◆ PROBLEM TO WORK ON: In the entries below, count every line with the word "OrderApplication". Return only the count.

-*-

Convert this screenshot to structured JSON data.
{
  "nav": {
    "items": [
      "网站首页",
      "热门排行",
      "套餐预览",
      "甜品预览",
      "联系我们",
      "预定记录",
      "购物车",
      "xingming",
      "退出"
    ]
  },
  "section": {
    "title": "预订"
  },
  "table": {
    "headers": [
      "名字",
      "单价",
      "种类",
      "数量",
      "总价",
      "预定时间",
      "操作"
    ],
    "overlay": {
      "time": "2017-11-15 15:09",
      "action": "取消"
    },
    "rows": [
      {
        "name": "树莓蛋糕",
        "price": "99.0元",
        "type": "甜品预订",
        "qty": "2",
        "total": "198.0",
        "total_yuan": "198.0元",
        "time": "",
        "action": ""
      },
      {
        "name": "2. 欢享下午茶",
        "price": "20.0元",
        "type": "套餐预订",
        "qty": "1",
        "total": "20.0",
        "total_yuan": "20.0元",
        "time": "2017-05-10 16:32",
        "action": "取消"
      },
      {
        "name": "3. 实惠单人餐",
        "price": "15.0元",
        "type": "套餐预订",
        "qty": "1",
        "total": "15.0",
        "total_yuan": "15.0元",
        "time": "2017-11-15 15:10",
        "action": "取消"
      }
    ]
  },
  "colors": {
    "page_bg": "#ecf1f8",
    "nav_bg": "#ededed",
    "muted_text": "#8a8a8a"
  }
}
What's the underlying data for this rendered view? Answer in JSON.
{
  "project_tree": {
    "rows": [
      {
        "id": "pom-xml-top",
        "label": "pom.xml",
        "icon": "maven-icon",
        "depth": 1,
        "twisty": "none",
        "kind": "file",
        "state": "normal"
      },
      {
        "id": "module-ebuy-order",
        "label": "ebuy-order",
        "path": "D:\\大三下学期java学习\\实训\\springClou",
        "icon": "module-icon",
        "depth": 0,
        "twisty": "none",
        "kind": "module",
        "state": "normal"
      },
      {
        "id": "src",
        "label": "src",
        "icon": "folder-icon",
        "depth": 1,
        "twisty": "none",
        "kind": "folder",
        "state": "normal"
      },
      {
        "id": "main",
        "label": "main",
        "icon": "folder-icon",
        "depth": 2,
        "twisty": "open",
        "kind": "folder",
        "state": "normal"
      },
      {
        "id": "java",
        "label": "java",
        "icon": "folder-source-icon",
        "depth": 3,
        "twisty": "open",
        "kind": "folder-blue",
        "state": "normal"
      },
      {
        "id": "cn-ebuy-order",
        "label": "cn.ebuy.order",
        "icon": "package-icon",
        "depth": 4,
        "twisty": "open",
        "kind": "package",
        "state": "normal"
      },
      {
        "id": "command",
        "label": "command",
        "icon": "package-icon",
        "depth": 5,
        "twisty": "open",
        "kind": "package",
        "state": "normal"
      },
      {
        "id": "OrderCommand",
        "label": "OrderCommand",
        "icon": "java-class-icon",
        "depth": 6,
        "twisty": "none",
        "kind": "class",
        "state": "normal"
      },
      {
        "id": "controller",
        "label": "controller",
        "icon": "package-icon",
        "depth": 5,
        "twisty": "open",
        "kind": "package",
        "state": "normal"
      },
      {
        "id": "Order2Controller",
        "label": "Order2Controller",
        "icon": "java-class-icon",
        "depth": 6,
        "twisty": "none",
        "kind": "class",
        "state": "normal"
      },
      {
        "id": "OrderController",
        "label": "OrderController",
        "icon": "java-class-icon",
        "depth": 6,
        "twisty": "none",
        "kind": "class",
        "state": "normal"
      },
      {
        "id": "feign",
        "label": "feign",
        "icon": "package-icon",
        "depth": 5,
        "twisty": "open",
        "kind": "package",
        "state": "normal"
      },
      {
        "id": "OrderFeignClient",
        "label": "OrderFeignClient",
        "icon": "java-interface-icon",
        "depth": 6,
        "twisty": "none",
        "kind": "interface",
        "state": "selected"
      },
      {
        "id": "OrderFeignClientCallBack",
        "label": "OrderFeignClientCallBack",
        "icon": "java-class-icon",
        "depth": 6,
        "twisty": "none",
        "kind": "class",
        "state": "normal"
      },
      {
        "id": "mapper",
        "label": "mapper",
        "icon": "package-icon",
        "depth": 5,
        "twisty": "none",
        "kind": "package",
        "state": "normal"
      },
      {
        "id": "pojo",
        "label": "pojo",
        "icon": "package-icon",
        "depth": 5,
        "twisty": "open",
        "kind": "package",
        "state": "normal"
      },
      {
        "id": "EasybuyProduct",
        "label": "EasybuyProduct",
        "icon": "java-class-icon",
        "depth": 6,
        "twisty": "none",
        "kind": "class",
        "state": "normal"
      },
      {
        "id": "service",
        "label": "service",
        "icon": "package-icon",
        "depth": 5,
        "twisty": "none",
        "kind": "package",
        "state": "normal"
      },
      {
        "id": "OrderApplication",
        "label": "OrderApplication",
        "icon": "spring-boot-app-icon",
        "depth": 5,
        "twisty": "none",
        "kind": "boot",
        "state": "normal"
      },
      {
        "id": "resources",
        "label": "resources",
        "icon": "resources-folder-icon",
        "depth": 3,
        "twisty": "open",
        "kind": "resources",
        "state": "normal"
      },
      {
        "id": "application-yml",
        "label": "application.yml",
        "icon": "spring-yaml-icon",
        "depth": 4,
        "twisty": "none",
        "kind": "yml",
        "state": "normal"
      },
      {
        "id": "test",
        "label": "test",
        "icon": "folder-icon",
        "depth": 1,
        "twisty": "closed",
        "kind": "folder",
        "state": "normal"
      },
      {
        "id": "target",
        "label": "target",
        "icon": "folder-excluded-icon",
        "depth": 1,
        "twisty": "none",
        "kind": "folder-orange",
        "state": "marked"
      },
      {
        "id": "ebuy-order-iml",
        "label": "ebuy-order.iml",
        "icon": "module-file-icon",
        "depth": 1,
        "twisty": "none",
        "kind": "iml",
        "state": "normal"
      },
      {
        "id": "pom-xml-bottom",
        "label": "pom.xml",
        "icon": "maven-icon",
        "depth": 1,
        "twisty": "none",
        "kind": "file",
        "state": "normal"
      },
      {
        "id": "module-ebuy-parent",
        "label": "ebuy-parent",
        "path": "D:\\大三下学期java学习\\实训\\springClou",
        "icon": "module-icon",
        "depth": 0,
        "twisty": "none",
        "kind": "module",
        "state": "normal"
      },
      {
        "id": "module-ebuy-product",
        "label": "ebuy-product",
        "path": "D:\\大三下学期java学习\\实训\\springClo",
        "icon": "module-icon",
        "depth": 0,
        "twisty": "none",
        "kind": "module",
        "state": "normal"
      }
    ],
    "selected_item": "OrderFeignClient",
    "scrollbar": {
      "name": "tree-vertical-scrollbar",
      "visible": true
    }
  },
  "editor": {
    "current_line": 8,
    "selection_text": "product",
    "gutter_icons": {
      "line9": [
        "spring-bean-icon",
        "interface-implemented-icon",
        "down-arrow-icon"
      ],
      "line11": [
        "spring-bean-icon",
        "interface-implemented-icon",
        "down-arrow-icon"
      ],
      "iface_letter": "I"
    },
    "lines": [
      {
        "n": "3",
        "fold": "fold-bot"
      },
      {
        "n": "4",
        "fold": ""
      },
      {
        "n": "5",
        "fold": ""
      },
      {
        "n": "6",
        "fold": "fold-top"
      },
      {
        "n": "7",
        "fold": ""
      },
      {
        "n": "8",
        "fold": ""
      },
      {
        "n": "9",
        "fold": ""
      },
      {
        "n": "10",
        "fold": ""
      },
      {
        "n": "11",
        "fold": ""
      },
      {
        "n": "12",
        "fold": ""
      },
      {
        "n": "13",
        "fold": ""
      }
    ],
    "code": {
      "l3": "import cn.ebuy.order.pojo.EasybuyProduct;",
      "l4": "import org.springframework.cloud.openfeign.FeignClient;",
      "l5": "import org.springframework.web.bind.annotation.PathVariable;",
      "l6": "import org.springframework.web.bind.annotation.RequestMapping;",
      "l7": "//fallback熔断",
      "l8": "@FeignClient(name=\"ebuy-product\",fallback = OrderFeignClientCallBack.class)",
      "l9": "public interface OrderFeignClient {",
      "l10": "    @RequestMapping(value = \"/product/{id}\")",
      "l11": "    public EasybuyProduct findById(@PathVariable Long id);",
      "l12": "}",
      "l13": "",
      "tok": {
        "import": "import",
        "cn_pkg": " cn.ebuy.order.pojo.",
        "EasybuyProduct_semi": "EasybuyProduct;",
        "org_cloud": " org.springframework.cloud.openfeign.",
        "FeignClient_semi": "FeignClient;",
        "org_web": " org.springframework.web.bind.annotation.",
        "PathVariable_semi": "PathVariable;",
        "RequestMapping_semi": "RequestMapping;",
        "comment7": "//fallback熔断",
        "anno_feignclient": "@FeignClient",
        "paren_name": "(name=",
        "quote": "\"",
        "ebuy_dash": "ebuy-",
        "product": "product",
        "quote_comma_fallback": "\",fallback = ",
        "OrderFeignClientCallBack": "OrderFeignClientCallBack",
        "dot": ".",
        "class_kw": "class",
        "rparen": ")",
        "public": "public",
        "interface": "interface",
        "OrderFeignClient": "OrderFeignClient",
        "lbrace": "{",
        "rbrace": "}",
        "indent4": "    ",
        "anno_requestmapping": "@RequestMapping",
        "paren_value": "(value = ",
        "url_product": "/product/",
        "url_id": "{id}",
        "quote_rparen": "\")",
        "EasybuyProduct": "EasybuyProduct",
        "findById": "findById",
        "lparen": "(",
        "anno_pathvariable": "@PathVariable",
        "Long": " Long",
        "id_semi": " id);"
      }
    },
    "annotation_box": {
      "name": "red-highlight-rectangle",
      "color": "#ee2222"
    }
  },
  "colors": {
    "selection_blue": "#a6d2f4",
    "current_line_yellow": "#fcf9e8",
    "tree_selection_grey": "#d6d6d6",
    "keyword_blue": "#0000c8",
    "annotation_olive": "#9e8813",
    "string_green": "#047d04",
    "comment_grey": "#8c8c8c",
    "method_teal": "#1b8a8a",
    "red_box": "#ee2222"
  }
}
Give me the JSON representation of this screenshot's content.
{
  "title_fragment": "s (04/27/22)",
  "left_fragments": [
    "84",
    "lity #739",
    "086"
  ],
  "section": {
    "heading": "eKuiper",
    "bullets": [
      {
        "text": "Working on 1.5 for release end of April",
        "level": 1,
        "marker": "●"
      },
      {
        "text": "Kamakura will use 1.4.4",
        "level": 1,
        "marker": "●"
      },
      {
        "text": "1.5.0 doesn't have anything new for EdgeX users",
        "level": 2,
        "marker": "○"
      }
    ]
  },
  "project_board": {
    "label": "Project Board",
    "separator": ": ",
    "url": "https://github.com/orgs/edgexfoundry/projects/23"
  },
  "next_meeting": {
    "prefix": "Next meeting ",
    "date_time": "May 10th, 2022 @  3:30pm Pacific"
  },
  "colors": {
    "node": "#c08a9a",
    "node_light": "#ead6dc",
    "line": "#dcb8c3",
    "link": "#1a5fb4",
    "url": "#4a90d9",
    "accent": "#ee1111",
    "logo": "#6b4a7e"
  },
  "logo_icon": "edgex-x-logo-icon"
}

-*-

◆ ANSWER TO THE PROBLEM: 2